While the record before us does not disclose the fact, we must assume that the trial court followed the procedure mandated by the Rules as to preemptory strikes for alternate jurors. Fed.R.Crim.P. 24(c).
While jurors certainly cannot be treated as "fungible goods," see Rodriguez, at 1191, it is equally certain that the jurors, regular and alternate, are selected and treated exactly alike, with every safeguard afforded the defendant as to the regular jurors being equally and as rigorously afforded the defendant as to the alternate jurors. There may be a "common and perhaps sound belief" that the original twelve jurors represent a careful selection by counsel, see Rodriguez, at 1191, but nothing in the record before us shows any the less careful selection of the alternate jurors. Perhaps there are "not as good fish in the sea as were ever pulled out of it," see Rodriguez, at 1191, but here the regular and alternate jurors were drawn in the same net, and, being once drawn, were afforded the precise same treatment. In this case, the facts are so far removed from the fact patterns in Remmer and Rodriguez that lessons shown from these cases cannot be applied in some mechanistic fashion to this case.
The alleged comments made by one juror came to the court's attention before the conclusion of the case, and it then dealt with the matter in the fashion outlined above. Certainly, this is far different than the fact pattern in Remmer, and it certainly comports in no way with the fact pattern in Rodriguez.
We find no abuse of discretion on the part of the trial court in its handling of this always difficult and perplexing problem.
As to the third assignment of error, the defendant asserts that the trial court failed properly to instruct the jury on the element of specific intent, further asserting that the court should have granted defendant's motion for a directed verdict before submitting the case to the jury, that motion being based in part on the same arguments concerning specific intent.
A detailed review of the charge to the jury shows clearly that the court correctly instructed the jury in this case, particularly as to the matter of specific intent, saying "(S)pecific intent to do the act must be proved beyond a reasonable doubt before there can be a conviction. A willfulness must be evidenced, and the act is done willfully if done voluntarily and intentionally with the specific intent to do something the law forbids that is to say, with bad purpose, either to disobey or disregard the law." Previously, the court had indicated that "(I)n order for you (the jury) to convict this man, (the government) must prove that if he said what the government said he said, that he did it corruptly, or by threats of force with an endeavor to influence, intimidate, or impede someone who is a witness in some court of law. The government must prove every element of this offense beyond a reasonable doubt...." Further, the court properly instructed the jury on the definition of the word "corruptly".

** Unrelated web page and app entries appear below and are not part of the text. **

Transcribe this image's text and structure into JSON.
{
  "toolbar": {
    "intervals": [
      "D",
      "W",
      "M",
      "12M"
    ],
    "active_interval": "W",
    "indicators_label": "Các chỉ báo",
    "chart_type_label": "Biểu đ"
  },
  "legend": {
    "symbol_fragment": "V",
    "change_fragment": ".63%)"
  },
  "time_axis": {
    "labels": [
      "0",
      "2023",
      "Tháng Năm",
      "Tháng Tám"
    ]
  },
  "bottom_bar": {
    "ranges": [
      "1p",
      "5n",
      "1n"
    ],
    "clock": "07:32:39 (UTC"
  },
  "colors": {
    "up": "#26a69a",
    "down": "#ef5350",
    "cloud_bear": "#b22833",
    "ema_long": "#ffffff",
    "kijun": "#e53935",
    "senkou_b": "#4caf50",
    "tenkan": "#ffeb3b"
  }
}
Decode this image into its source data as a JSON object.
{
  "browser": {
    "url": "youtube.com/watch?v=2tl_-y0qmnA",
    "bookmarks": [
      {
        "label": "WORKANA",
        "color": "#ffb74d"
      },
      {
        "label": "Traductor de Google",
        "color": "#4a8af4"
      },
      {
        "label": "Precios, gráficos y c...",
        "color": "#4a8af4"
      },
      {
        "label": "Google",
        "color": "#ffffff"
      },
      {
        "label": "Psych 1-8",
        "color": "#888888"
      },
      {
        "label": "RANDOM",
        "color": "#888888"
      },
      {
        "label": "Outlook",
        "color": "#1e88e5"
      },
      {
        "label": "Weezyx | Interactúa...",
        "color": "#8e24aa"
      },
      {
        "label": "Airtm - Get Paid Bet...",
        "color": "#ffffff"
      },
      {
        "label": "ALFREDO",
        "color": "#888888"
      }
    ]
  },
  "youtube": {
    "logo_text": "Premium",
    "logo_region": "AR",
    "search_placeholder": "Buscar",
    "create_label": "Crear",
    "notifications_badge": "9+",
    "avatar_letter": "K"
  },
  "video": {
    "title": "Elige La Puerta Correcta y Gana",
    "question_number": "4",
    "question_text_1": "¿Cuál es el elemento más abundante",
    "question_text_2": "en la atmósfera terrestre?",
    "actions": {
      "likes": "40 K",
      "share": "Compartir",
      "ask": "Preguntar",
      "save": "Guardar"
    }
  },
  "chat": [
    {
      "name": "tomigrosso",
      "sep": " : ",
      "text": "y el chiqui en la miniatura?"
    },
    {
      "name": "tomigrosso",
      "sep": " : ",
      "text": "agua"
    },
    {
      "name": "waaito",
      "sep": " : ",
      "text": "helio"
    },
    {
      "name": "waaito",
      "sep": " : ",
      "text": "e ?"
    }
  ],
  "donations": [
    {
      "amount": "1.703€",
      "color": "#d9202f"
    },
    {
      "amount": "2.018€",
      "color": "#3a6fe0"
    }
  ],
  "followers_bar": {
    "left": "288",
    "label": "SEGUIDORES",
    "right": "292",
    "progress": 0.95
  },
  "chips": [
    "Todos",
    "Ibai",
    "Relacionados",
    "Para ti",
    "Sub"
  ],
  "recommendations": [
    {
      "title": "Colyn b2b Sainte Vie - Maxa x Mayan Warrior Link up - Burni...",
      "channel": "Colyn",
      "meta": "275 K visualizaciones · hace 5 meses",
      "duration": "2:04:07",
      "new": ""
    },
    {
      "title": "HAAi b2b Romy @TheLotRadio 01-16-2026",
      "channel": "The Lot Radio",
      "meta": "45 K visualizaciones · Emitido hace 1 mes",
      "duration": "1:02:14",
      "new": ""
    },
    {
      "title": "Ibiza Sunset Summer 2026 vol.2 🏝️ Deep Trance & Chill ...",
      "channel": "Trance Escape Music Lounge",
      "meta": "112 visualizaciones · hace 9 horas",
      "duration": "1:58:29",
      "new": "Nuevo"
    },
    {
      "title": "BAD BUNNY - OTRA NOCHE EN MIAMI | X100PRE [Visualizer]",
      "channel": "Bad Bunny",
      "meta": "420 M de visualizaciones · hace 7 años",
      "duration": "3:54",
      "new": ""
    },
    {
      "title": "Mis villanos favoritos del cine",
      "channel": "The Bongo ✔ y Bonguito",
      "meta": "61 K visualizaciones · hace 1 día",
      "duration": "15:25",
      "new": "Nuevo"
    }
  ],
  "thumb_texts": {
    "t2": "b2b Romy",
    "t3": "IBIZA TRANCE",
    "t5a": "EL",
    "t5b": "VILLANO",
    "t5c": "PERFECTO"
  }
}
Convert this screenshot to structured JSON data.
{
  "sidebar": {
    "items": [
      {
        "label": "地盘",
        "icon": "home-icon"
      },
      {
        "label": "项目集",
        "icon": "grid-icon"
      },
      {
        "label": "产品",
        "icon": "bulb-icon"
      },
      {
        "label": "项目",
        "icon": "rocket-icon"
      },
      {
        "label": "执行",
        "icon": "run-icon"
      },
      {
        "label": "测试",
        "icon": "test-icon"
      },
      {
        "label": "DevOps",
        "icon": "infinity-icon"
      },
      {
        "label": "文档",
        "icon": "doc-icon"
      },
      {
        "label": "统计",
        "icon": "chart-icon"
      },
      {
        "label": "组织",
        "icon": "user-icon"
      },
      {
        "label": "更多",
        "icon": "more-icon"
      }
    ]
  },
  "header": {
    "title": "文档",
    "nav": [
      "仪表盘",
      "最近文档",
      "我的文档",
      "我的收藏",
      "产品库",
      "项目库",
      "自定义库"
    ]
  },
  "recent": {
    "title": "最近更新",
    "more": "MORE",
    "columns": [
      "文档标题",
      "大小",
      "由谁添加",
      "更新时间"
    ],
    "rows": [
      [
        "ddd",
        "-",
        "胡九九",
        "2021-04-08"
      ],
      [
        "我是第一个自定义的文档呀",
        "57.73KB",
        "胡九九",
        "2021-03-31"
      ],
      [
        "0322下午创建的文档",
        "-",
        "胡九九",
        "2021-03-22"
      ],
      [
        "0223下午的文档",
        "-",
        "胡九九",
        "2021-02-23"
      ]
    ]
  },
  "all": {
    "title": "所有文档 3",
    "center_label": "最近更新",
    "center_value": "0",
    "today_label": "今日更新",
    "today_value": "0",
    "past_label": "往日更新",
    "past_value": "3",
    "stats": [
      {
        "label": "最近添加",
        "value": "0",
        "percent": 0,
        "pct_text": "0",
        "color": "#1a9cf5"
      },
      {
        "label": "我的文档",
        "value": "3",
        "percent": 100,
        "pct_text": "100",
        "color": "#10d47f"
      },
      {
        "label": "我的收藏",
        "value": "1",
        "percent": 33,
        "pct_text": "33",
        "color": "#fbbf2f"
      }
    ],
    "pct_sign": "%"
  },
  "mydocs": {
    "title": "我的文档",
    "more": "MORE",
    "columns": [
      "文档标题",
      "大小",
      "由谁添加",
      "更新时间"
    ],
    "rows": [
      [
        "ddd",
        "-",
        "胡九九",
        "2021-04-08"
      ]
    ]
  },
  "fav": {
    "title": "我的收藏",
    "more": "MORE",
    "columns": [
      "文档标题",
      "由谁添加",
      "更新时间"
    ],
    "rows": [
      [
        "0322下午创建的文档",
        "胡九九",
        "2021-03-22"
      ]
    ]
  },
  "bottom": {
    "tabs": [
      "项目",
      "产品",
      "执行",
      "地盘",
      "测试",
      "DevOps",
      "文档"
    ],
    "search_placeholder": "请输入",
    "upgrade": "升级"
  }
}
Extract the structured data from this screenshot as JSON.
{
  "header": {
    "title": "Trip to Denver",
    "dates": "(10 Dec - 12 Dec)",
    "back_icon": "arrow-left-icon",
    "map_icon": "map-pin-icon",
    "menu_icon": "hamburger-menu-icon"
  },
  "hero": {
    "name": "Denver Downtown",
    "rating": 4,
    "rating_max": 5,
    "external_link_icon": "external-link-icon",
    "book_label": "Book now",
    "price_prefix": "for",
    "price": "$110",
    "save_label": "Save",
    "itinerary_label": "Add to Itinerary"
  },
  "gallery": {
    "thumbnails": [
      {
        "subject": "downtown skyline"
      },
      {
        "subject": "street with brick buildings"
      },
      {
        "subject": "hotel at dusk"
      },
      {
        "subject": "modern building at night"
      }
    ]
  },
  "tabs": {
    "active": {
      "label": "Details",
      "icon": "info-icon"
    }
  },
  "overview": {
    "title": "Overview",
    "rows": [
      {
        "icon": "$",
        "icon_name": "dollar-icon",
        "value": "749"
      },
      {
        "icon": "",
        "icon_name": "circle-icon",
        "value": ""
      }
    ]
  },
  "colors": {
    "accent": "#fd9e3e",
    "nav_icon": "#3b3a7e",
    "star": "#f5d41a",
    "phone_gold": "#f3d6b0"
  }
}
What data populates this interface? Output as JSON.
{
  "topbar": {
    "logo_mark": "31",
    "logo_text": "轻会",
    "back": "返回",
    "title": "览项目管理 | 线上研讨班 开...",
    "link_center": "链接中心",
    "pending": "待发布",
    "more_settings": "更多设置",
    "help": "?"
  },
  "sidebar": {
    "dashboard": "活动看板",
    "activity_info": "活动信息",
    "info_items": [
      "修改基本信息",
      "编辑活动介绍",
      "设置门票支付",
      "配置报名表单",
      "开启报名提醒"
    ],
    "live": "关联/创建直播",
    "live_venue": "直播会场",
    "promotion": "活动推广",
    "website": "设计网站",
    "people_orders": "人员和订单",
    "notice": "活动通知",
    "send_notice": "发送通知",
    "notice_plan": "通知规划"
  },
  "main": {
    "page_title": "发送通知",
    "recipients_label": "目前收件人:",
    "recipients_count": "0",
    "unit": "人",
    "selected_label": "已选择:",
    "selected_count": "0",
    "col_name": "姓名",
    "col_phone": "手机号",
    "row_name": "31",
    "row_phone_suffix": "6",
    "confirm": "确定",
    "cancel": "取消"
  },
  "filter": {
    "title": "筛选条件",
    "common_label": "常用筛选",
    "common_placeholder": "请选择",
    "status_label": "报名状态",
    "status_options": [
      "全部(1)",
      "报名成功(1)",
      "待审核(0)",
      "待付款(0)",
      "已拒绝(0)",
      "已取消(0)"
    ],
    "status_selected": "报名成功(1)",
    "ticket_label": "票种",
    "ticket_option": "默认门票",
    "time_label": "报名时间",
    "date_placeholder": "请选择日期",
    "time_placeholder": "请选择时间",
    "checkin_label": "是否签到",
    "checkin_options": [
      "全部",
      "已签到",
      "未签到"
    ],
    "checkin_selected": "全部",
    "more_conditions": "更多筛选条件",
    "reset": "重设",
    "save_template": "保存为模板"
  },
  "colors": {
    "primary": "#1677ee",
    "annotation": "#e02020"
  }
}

Based on the reading of the charge as a whole, we find that the trial court properly instructed the jury on the issue of specific intent.
For reasons set out above, the judgment of the trial court is